You might have tried to freeze water in your fridge. But have you ever noticed that hot water freezes faster than cold water? If not, try it yourself.
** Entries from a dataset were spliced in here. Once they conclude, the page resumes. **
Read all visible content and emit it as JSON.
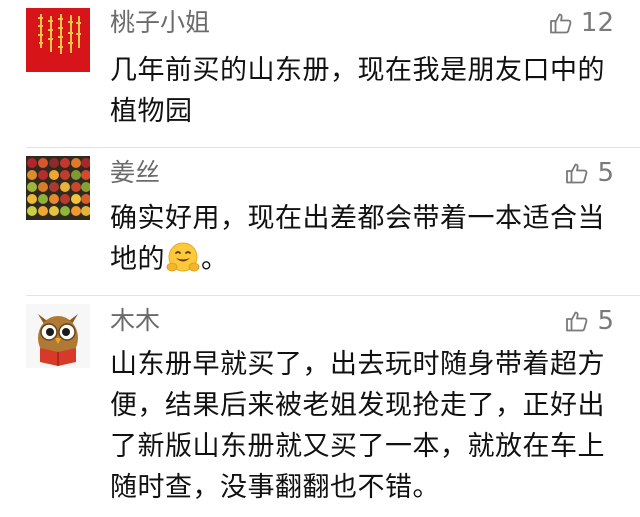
{
  "comments": [
    {
      "author": "桃子小姐",
      "likes": "12",
      "text": "几年前买的山东册，现在我是朋友口中的植物园",
      "avatar_icon": "red-calligraphy-avatar",
      "avatar_color": "#d8141b"
    },
    {
      "author": "姜丝",
      "likes": "5",
      "text_before_emoji": "确实好用，现在出差都会带着一本适合当地的",
      "emoji_icon": "hugging-face-emoji",
      "text_after_emoji": "。",
      "avatar_icon": "fruit-grid-avatar"
    },
    {
      "author": "木木",
      "likes": "5",
      "text": "山东册早就买了，出去玩时随身带着超方便，结果后来被老姐发现抢走了，正好出了新版山东册就又买了一本，就放在车上随时查，没事翻翻也不错。",
      "avatar_icon": "owl-reading-book-avatar"
    }
  ],
  "like_icon": "thumbs-up-icon",
  "colors": {
    "author": "#6b6b6b",
    "text": "#111111",
    "like": "#7a7a7a",
    "divider": "#e2e2e2"
  }
}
This phenomenon where hot water freezes faster than cold water is called Mpemba effect. The Mpemba effect has been a well known physicist since the time of Aristotle who noticed it more than 2,000 years ago. There were many ideas since then to have been put forward to explain the same. One idea is that warm containers make better thermal contact with a refrigerator and so conducts heat more efficiently, which leads to faster freezing. Another idea is that warm water evaporates rapidly and since this is an endothermic process, it cools the water making it freeze more quickly. Scientists have observed the Mpemba effect in experiments which utilizes closed containers where evaporation rate is zero. Back in 2012, the Royal Society of Chemistry ran a competition asking scientists to explain the phenomenon, and despite receiving some 22,000 papers from all over the world, none of the explanations were convincing enough on their own to draw widespread consensus. Another theoretical speculation is that water develops convection currents and temperature gradients as it cools.
If we consider a glass of hot water which is undergoing rapid cooling, it will have a higher temperature difference throughout, and it loses heat energy faster from the surface when compared to a uniformly cool glass of water. A uniformly cool glass of water has a lower temperature difference and also the amount of convection is less which can accelerate the process. But this idea has not been verified either.
Francis Bacon and René Descartes also made similar observations. After that, the possibility of hot water freezing faster than cold water finally gained more acceptances in the 1960s. Thanks to a Tanzanian schoolboy, Erasto Mpemba (after whom the phenomenon was hence named) who noticed the effect when making ice cream.
Erasto Mpemba and his schoolmates used to make ice cream by boiling milk and mixing it with sugar, and letting it cool before placing it in the freezer. One day Mpemba became frustrated and lost his patience, and then instead of allowing his icecream mix to cool down, he placed the boiling milk into the freezer immediately. He found that his ice cream became set faster than his friends. Later in 1969, Mpemba published a paper which describes this phenomenon with the help of a physics professor.
Today Xi Zhang at the Nanyang Technological University in Singapore and a few of his colleagues are trying to provide a plausible explanation for the same. These researchers say that the Mpemba paradox is the result of the unique properties of the bonds which can hold water molecules together. They proposed that the hydrogen bonds bring water molecules together and when they are nearby, the repulsion between water molecules causes the O-H bonds to stretch and energy gets stored.
But when the liquid gets warmed up, the hydrogen bonds tend to stretch and the water molecules stay far apart. This process helps the covalent molecules to compress again and lose their energy. It starts cooling when they lose energy. Hence, warming of water would initiate and enhance cooling as the bonds give up energy.
In their paper they said that the analysis led them to suggest a molecular explanation for the Mpemba effect. They proposed that, in warm water, the weaker H-bonds which have predominantly electrostatic contributions, are broken, and smaller clusters of water with strong Hydrogen bonding arrangements exist. This accelerates the nucleation process which leads to the formation of hexagonal lattice of solid ice. Therefore they say that warm water freezes faster than cold water. In fact, the effect is additional to the conventional process of cooling. So according to them, warm water cools down faster than cold water. And that’s exactly what we observe in the Mpemba effect.